Iron helps maintain the health of red blood cells so that the body can deliver oxygen-rich blood to the hard-working extremities-maximizing efficacy. It also builds blood proteins essential for food digestion, metabolism, and circulation. People with low iron are at risk for anemia. Dietary iron helps counteract these problems.
Best Plant Based Sources: pumpkin seeds, leafy greens. Vega One contains 100 percent of the recommended daily allowances.
- Improves blood’s oxygen-carrying ability
- Increases physical stamina
- Boosts Energy
Electrolytes are electricity-conducting salts. Calcium, chloride, magnesium, potassium, and sodium are the chief electrolyte minerals. When too few of these minerals are ingested, we may suffer muscle cramps, light-headedness and trouble concentrating. You may have noticed salt-like crystals forming on your face when you sweat heavily. Those are electrolytes-what’s left when the water component of sweat has evaporated and they have to be replenished through food and drink. To ensure peak efficacy and improve workout quality, sip an electrolyte drink throughout your workout. Most commercial sport drinks contain unnecessary refined sugar and artificial flavor and color.
Best Natural Sources: coconut water, molasses and molasses sugar
Secondary sources: bananas, tomatoes, celery
- Helps maintain hydration
- Improves fluidity of muscle contractions
- Increases the heart efficiency, lowers heart rate, improves endurance
- Boost mental clarity

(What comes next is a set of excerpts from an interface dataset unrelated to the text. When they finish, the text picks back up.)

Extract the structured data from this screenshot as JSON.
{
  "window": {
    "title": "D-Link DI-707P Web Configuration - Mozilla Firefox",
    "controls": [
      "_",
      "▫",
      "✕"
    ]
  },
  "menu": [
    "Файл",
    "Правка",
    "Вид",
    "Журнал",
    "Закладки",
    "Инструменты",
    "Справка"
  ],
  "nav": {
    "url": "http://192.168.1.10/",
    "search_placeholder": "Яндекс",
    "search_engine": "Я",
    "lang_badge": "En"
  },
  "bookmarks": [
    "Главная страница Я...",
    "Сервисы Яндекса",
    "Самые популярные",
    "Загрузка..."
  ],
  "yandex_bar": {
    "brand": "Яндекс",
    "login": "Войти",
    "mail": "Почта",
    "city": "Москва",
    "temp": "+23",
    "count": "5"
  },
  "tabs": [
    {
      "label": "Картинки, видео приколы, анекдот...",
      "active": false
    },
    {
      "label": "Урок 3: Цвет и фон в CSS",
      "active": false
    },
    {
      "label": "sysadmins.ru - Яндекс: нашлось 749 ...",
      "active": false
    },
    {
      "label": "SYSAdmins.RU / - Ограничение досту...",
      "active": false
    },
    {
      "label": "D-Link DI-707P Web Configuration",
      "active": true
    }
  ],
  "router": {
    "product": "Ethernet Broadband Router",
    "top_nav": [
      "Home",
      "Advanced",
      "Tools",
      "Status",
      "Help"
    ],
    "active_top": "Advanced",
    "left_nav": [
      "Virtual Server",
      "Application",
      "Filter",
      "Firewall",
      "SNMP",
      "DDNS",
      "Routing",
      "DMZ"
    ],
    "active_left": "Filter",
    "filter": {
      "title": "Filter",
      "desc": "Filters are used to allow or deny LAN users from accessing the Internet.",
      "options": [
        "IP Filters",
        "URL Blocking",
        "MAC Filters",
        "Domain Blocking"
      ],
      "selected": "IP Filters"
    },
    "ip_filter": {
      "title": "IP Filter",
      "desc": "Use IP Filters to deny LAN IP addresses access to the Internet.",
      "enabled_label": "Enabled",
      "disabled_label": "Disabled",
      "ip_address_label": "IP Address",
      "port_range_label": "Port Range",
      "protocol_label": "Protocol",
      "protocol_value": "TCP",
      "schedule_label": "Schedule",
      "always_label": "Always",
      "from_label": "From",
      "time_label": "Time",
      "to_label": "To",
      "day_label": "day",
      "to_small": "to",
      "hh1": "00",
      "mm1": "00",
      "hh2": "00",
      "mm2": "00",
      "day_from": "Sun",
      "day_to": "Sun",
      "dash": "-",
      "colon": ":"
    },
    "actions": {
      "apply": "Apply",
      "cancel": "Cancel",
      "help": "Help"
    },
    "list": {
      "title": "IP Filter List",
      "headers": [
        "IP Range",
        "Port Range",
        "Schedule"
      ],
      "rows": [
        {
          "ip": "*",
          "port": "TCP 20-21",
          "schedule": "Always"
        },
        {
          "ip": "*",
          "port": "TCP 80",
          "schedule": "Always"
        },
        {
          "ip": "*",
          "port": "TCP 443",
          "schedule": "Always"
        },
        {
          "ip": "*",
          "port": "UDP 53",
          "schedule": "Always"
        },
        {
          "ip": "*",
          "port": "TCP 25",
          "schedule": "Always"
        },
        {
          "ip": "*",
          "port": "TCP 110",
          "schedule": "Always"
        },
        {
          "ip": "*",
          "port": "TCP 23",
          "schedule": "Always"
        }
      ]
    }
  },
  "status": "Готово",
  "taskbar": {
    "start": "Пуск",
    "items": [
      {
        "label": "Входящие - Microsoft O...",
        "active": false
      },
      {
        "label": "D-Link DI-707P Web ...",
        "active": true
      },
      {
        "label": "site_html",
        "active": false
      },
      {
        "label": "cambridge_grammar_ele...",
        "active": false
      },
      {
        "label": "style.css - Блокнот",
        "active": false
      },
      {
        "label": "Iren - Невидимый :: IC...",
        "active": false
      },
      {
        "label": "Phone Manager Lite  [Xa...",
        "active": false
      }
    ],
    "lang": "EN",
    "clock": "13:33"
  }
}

Essential Fatty Acids are an important dietary component of overall health. Responsible in part for the cells’ ability to receive nutrition and eliminate waste, they play an integral role in repair and regeneration of cells. Combined with proper endurance training, a diet with adequate supply of essential fatty acids can help improve endurance. Essential Fatty Acids support the function of the cardiovascular, immune, and nervous systems.
Best sources: chia, flax, and hemp all contain a balance of both omega-3 and omega-6
- Improves endurance
- Increases the body’s ability to burn body fat as fuel
- Improves ability to stay well hydrated
- Improves joint function
About 95 percent of the body’s calcium is stored in skeleton, but it’s the remaining few percent that is the first to decline. Calcium in the bloodstream is lost in sweat and muscle contractions, so active people need more dietary calcium. Plants take inorganic calcium from the soil and convert it into an organic form of calcium that the human body can efficiently and completely make use of. Consuming an adequate supply of organic calcium from such sources as leafy green vegetables will ensure that bones stay strong and that muscle contractions remain smooth and efficient.
Best usable plant sources: dark leafy greens such as spinach, kale, collard greens; sesame seeds
- Improves muscle function
- Increases bone strength
- Reduces risk of osteoporosis
Antioxidants in foods help to rid the body of free radicals by escorting them out of the body. Antioxidants compounds found in fruit and vegetables-vitamin C and vitamin E, cancel out the effects of the cell-damaging free radicals by slowing or preventing the oxidation process.
Best sources: berries, fruit in general, green tea
- Protects cellular health
- Speeds physical recovery
- Reduces risk of disease
- Improves skin appearance and elasticity
To help your muscles recover and lower your cortisol levels, consume highly alkalizing foods, such as those rich in chlorophyll, soon after exercise. Chlorophyll is a substance extracted from green plants and used as a coloring agent or deodorant.
- Improves bone strength
- Reduces inflammation
- Improves muscle efficiency
- Reduces risk of disease
Nutrition is very important for change. Once we detach ourselves from foods that make us weak we begin to evolve lighter & wiser